Ben is the more noteworthy of the 2 boys as it pertains to ASD, Matthew being nearly typical.  When Ben was just 11 months old, he stopped walking.  This went on for 3 days.  He couldn’t tell us what was going on.  The doctor sent him to the hospital. After multiple tests on Ben, the best that could be determined was that he had a viral infection.  He recovered after several days and began walking again, but his world changed.   It was like the world disconnected from him.  He no longer delivered eye contact and his speech ceased.  Months later, he was diagnosed with Autism.  I knew very little about this affliction at the time.  If you Google the keywords: regression/autism, some kids who are afflicted experience this pivotal moment like Ben experienced.  I felt grief for months about Ben in 2010.  You have dreams and aspirations for your kids.  It was even harder on my wife, Michelle.  Then we learned that he has extreme food allergies.  It was clear that Ben was going to face challenges in life.  One night in 2010, I was speaking to our head recruiter, Carole Cuthbertson, via IM.  She has faced similar challenges in her life, and has been a good coach over the years.  She told me something that I’ll never forgotten, “Dads want to fix them. Moms…just want to love them.”  It was new perspective and it was part of my turning point.  Sounds like the title of a book to me.

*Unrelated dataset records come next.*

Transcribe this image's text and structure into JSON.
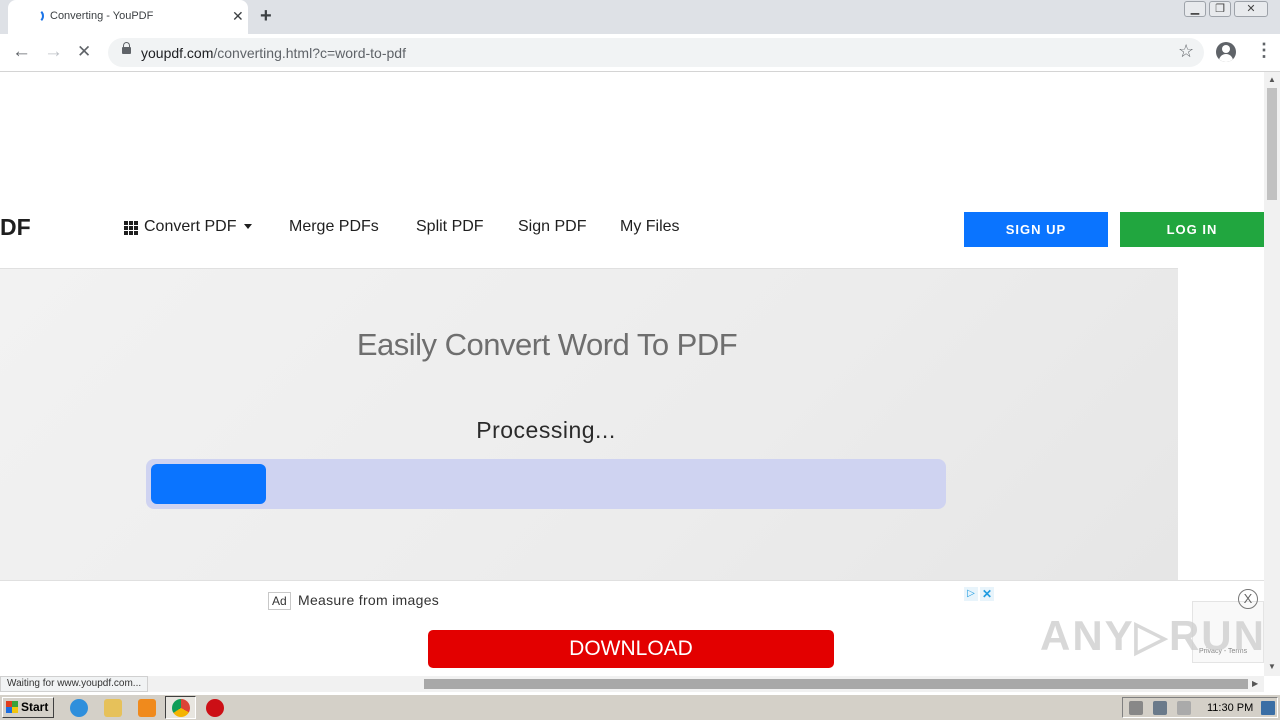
{
  "browser": {
    "tab_title": "Converting - YouPDF",
    "tab_close": "✕",
    "new_tab": "+",
    "url_host": "youpdf.com",
    "url_path": "/converting.html?c=word-to-pdf",
    "window_controls": {
      "minimize": "▁",
      "restore": "❐",
      "close": "✕"
    }
  },
  "site": {
    "logo_text": "DF",
    "nav": {
      "convert": "Convert PDF",
      "merge": "Merge PDFs",
      "split": "Split PDF",
      "sign": "Sign PDF",
      "files": "My Files"
    },
    "signup_label": "SIGN UP",
    "login_label": "LOG IN",
    "hero_title": "Easily Convert Word To PDF",
    "processing_text": "Processing...",
    "progress_fraction": 0.145
  },
  "ad": {
    "badge": "Ad",
    "text": "Measure from images",
    "info": "▷",
    "close": "✕",
    "download_label": "DOWNLOAD",
    "overlay_close": "X"
  },
  "watermark": "ANY▷RUN",
  "recaptcha_text": "Privacy - Terms",
  "status_text": "Waiting for www.youpdf.com...",
  "taskbar": {
    "start_label": "Start",
    "clock": "11:30 PM"
  },
  "colors": {
    "signup": "#0a74ff",
    "login": "#21a63f",
    "download": "#e30000",
    "progress_fill": "#0a74ff",
    "progress_track": "#cfd3f1"
  }
}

Some of you have met Ben.  He has a lot of determination and heart.  He’s truly unique, and is blessed with a very upbeat demeanor and a curiously mixed bag of strengths and weaknesses.  He has an endearing persona which is not typical of ASD kids.  He’s a computer whiz and loves the iPad.  He can Google and navigate Youtube like a pro.  He happily eats yogurt made from coconut milk.  He eats all sorts of gluten-free, dairy-free, soy-free, nut-free specialty foods.  He gets a lot of help from speech and occupational therapy.  He uses more supplements than you could possibly imagine.  Three years later, Ben can speak some basic sentences, tell you want he wants, and answer yes or no questions.  He learned to peddle a bike, with training wheels.   He’s getting better every day.  My wife, Michelle, is his biggest champion, from fighting for his rights and services at the school to shuttling him to appointments.  I’m proud of her, and hope that Ben will realize how lucky has been to have her.  Ben’s story has gotten so much better over the past few years.  He is truly becoming the best that he can be, and I’m quite good with that.

Life does not always take the “typical” path but things do work out.  I’ve gotten better at identifying and valuing the best efforts set forth by others.  Ben has taught me that challenges can be overcome, reminded me of the value of perseverance.